[Extracted data entries]

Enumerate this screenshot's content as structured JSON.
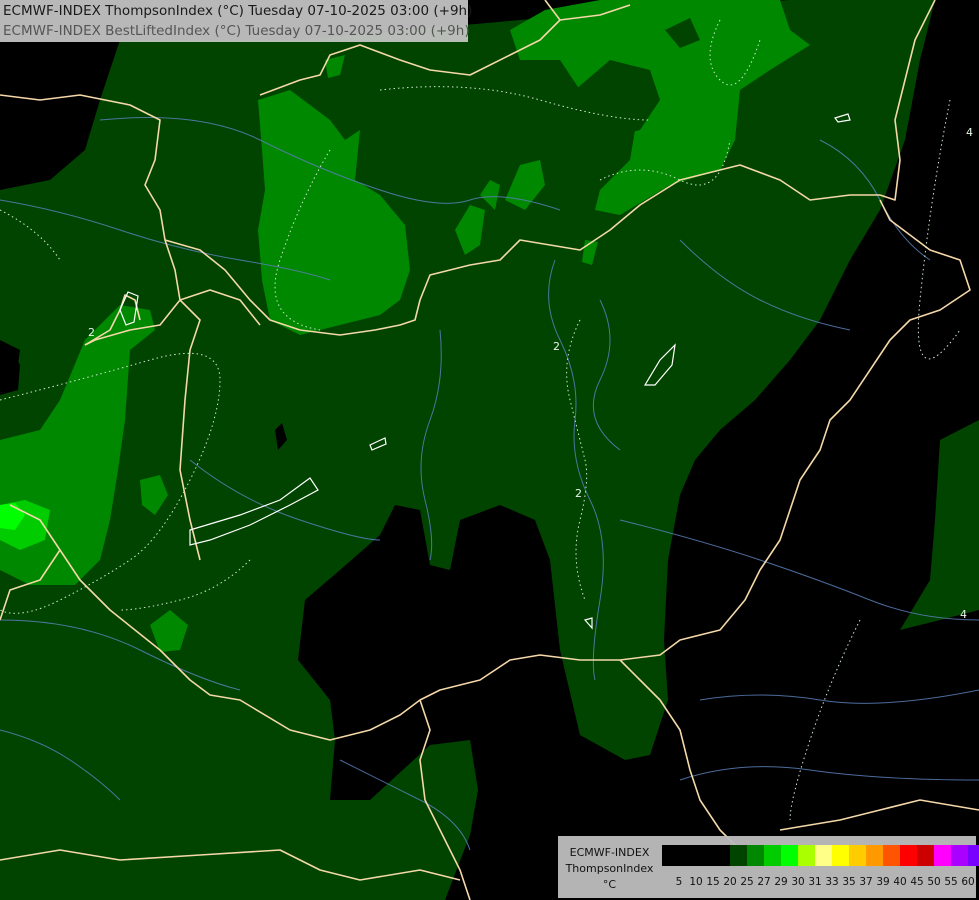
{
  "title": {
    "line1": "ECMWF-INDEX ThompsonIndex (°C) Tuesday 07-10-2025 03:00 (+9h)",
    "line2": "ECMWF-INDEX BestLiftedIndex (°C) Tuesday 07-10-2025 03:00 (+9h)"
  },
  "legend": {
    "model": "ECMWF-INDEX",
    "parameter": "ThompsonIndex",
    "unit": "°C",
    "ticks": [
      "5",
      "10",
      "15",
      "20",
      "25",
      "27",
      "29",
      "30",
      "31",
      "33",
      "35",
      "37",
      "39",
      "40",
      "45",
      "50",
      "55",
      "60"
    ],
    "colors": [
      "#000000",
      "#000000",
      "#000000",
      "#000000",
      "#004400",
      "#008800",
      "#00cc00",
      "#00ff00",
      "#aaff00",
      "#ffff88",
      "#ffff00",
      "#ffcc00",
      "#ff9900",
      "#ff5500",
      "#ff0000",
      "#cc0000",
      "#ff00ff",
      "#aa00ff",
      "#7700ff",
      "#0000ff"
    ]
  },
  "contour_labels": [
    "2",
    "2",
    "2",
    "4",
    "4"
  ],
  "colors": {
    "dark_green": "#004400",
    "mid_green": "#008800",
    "bright_green": "#00cc00",
    "lime": "#00ff00",
    "border": "#f5d8a8",
    "river": "#5a7fb8"
  }
}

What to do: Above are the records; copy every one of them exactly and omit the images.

Result below:
Enumerate this screenshot's content as structured JSON.
{
  "title": {
    "line1": "ECMWF-INDEX ThompsonIndex (°C) Tuesday 07-10-2025 03:00 (+9h)",
    "line2": "ECMWF-INDEX BestLiftedIndex (°C) Tuesday 07-10-2025 03:00 (+9h)"
  },
  "legend": {
    "model": "ECMWF-INDEX",
    "parameter": "ThompsonIndex",
    "unit": "°C",
    "ticks": [
      "5",
      "10",
      "15",
      "20",
      "25",
      "27",
      "29",
      "30",
      "31",
      "33",
      "35",
      "37",
      "39",
      "40",
      "45",
      "50",
      "55",
      "60"
    ],
    "colors": [
      "#000000",
      "#000000",
      "#000000",
      "#000000",
      "#004400",
      "#008800",
      "#00cc00",
      "#00ff00",
      "#aaff00",
      "#ffff88",
      "#ffff00",
      "#ffcc00",
      "#ff9900",
      "#ff5500",
      "#ff0000",
      "#cc0000",
      "#ff00ff",
      "#aa00ff",
      "#7700ff",
      "#0000ff"
    ]
  },
  "contour_labels": [
    "2",
    "2",
    "2",
    "4",
    "4"
  ],
  "colors": {
    "dark_green": "#004400",
    "mid_green": "#008800",
    "bright_green": "#00cc00",
    "lime": "#00ff00",
    "border": "#f5d8a8",
    "river": "#5a7fb8"
  }
}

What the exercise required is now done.